- **Work required**:
Below are records; copy every line among them that contains the word "icon".

- **Data extracts**:
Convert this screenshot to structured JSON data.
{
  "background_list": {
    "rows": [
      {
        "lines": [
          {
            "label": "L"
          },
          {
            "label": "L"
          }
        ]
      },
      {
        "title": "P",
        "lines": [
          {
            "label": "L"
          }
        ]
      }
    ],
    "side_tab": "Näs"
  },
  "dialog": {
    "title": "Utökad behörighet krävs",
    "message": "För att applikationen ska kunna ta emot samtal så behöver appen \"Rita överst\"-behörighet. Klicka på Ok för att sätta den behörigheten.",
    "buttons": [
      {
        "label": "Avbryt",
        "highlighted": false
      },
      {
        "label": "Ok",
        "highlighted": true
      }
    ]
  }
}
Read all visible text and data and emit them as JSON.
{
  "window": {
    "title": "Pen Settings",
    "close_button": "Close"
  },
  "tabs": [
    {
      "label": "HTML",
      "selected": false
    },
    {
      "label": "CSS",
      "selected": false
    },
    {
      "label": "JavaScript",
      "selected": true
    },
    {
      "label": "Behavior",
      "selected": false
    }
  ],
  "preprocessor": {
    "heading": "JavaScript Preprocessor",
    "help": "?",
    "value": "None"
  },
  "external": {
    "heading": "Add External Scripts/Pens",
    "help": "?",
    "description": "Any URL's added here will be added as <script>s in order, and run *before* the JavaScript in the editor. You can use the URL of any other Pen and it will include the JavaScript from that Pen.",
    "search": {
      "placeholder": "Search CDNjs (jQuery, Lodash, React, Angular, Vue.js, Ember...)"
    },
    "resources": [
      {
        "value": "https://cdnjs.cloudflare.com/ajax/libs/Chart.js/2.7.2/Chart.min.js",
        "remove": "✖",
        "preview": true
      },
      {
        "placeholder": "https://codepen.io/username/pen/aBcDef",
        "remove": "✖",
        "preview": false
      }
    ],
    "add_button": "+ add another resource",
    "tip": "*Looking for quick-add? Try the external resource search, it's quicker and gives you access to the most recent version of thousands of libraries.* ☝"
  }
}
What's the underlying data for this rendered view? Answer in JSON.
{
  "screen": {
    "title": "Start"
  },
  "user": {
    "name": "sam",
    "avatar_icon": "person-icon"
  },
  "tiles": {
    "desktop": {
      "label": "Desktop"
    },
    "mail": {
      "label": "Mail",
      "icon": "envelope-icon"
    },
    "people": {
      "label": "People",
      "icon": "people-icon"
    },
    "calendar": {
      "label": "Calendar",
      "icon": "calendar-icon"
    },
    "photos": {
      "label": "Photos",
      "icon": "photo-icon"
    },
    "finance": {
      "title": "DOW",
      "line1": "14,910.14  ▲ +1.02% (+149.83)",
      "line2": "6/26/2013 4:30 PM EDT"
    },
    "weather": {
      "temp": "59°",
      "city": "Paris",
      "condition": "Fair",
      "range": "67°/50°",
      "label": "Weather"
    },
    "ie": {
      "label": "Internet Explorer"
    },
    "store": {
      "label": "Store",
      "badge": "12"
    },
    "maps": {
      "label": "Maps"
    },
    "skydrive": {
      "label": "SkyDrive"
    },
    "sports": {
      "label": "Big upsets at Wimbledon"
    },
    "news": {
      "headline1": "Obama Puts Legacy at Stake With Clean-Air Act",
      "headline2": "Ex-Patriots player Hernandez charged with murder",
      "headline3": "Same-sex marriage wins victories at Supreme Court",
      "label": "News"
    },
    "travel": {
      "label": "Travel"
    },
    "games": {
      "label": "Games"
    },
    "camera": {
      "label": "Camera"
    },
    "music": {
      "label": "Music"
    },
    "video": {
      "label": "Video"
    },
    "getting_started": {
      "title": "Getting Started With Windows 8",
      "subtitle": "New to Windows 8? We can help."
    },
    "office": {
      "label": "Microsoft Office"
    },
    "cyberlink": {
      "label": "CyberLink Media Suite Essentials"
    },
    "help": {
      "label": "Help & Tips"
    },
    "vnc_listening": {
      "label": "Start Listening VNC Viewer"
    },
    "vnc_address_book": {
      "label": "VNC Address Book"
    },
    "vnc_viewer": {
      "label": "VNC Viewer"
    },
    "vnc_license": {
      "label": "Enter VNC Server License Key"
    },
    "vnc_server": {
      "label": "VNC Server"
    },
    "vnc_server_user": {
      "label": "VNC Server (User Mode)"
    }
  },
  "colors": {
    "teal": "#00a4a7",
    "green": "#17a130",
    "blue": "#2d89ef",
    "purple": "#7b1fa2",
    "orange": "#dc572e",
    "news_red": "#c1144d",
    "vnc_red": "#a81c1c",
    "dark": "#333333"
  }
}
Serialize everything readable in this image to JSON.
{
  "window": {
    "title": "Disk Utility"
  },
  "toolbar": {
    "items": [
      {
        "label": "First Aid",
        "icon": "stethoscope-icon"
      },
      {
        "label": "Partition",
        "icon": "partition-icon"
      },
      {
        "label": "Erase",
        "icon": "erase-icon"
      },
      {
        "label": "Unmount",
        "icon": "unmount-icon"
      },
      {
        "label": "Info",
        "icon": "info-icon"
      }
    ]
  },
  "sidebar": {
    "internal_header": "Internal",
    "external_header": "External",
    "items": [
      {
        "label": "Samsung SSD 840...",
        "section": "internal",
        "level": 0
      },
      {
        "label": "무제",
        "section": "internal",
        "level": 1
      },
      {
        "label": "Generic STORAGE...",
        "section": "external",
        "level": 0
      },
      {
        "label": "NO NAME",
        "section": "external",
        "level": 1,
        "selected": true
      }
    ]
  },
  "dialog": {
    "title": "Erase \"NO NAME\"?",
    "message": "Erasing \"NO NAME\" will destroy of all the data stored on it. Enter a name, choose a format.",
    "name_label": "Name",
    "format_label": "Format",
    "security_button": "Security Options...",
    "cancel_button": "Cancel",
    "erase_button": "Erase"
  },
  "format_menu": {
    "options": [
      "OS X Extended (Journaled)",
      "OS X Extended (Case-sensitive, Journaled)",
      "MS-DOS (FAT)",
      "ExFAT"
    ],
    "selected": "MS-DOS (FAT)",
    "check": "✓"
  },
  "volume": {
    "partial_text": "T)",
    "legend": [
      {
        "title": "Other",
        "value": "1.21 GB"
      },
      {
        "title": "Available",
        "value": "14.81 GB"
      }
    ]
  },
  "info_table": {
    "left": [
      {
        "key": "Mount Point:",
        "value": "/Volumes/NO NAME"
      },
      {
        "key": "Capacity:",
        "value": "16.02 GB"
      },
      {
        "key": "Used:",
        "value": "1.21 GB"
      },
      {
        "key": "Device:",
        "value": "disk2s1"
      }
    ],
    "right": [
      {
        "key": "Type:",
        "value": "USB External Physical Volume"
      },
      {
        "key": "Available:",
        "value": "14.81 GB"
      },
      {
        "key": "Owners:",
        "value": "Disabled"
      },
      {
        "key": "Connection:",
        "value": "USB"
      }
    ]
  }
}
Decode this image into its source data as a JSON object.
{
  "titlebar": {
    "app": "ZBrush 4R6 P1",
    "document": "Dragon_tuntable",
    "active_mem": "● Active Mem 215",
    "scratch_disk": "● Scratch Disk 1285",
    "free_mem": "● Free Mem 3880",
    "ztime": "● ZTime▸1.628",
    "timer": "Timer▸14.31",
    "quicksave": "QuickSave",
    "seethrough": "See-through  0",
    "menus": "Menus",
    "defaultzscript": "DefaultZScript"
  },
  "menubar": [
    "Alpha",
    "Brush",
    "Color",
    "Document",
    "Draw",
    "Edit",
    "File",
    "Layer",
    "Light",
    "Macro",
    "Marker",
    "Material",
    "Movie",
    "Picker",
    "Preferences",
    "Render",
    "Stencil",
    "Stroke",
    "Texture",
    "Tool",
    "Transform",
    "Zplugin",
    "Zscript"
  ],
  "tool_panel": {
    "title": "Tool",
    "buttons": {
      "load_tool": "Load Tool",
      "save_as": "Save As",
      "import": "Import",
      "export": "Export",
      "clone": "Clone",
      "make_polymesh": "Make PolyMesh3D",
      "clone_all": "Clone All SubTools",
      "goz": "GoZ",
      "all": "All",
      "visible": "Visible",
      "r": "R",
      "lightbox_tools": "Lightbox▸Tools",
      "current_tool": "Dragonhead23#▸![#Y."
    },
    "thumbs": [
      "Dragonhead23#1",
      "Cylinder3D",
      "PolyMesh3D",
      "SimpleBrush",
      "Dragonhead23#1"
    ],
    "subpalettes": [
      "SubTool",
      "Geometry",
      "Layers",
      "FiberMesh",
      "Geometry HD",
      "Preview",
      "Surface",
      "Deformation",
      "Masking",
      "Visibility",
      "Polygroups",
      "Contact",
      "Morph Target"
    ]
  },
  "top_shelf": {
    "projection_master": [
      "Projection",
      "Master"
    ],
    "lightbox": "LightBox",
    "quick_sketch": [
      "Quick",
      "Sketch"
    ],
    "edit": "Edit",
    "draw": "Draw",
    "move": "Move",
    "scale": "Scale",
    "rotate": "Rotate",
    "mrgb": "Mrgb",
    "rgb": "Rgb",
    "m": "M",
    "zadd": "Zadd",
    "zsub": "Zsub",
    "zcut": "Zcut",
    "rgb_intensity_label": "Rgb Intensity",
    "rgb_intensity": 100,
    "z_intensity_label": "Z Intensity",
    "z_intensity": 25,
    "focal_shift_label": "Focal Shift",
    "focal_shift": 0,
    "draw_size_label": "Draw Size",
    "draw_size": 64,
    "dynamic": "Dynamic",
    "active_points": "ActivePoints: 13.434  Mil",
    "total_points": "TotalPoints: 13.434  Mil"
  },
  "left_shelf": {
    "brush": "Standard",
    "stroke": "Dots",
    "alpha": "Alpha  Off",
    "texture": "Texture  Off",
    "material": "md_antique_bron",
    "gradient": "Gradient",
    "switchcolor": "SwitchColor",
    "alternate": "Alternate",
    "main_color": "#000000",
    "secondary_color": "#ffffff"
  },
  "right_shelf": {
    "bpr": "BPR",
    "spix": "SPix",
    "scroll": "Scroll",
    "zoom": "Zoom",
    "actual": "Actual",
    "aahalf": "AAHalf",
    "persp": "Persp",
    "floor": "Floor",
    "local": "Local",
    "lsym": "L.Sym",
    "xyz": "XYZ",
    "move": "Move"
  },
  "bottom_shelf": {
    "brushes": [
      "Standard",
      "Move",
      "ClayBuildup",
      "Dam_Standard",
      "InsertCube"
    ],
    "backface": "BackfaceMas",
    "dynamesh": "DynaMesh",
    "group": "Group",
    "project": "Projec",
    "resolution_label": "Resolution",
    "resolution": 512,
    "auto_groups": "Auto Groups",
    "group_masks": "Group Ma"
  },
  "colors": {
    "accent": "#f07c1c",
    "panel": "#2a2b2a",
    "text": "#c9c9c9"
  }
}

- **Task solution**:
    "avatar_icon": "person-icon"
      "icon": "envelope-icon"
      "icon": "people-icon"
      "icon": "calendar-icon"
      "icon": "photo-icon"
        "icon": "stethoscope-icon"
        "icon": "partition-icon"
        "icon": "erase-icon"
        "icon": "unmount-icon"
        "icon": "info-icon"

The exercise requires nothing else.